[INPUT Boundary: Start]
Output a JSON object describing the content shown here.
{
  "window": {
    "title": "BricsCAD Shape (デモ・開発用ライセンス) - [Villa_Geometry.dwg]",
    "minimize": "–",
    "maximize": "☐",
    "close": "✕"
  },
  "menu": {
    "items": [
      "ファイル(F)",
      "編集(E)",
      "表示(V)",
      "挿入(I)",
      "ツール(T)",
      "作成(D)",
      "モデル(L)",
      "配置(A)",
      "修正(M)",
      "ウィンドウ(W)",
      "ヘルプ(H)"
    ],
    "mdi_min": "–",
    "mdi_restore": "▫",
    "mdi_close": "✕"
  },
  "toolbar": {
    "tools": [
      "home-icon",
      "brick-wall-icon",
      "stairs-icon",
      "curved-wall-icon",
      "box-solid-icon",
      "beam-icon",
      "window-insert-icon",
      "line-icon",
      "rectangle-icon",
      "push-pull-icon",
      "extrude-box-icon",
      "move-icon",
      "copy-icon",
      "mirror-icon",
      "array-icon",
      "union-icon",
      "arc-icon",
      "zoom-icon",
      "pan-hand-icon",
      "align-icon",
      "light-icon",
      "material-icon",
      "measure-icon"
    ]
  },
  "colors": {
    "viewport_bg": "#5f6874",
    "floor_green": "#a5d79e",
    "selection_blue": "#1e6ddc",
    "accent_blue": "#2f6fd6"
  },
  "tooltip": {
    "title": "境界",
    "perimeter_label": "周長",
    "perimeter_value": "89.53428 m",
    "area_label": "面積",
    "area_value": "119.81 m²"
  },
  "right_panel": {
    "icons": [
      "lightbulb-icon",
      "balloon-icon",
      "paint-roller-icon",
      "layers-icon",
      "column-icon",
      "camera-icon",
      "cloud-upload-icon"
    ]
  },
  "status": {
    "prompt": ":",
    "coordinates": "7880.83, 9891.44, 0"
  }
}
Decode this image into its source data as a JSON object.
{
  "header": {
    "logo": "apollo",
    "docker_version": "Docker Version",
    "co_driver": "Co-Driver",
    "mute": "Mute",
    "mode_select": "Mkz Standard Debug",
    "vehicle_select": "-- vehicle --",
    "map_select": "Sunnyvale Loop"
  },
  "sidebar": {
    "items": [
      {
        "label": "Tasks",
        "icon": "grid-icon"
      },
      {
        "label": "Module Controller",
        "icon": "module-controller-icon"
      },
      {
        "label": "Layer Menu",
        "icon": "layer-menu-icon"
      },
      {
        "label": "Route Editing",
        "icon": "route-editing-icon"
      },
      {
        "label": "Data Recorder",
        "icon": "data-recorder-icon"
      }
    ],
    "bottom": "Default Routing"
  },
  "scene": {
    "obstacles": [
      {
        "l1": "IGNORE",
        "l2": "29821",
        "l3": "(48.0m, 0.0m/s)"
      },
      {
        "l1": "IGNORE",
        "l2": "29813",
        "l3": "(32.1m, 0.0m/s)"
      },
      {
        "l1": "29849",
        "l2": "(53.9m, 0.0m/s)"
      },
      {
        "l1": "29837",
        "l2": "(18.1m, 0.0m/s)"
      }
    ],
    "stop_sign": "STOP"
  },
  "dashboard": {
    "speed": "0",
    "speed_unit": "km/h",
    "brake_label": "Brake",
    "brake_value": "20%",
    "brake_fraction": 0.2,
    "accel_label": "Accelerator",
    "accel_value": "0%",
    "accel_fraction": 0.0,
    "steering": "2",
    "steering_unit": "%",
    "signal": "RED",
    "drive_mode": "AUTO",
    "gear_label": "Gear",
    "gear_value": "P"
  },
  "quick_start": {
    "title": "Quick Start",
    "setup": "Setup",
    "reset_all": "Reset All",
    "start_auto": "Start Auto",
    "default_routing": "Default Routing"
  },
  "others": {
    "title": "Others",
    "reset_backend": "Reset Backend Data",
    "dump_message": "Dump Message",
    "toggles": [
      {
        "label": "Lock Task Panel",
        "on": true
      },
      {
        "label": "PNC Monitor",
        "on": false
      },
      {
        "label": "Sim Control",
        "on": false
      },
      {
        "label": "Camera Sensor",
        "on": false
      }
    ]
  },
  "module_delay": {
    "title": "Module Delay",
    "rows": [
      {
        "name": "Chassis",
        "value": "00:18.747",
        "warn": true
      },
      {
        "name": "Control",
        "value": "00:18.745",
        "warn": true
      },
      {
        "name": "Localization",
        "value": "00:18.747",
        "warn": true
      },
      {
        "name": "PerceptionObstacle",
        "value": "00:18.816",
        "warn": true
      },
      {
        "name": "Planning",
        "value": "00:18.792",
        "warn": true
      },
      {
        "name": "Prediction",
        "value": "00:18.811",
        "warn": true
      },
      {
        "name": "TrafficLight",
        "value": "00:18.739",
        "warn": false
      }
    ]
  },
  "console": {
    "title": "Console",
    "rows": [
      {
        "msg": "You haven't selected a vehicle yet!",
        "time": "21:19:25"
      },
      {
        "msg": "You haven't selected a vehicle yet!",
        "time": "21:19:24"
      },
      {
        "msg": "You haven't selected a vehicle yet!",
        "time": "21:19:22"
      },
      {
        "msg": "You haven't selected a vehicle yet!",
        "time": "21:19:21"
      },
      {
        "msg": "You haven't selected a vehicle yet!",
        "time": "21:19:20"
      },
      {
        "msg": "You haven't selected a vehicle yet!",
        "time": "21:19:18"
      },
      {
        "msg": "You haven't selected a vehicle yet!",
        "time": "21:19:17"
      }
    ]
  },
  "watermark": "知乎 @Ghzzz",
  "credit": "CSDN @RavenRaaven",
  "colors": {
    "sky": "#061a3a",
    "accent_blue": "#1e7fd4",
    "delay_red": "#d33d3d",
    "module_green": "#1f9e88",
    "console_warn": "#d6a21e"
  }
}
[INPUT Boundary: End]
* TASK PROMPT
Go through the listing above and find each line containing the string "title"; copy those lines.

* TASK OUTPUT
    "title": "BricsCAD Shape (デモ・開発用ライセンス) - [Villa_Geometry.dwg]",
    "title": "境界",
    "title": "Quick Start",
    "title": "Others",
    "title": "Module Delay",
    "title": "Console",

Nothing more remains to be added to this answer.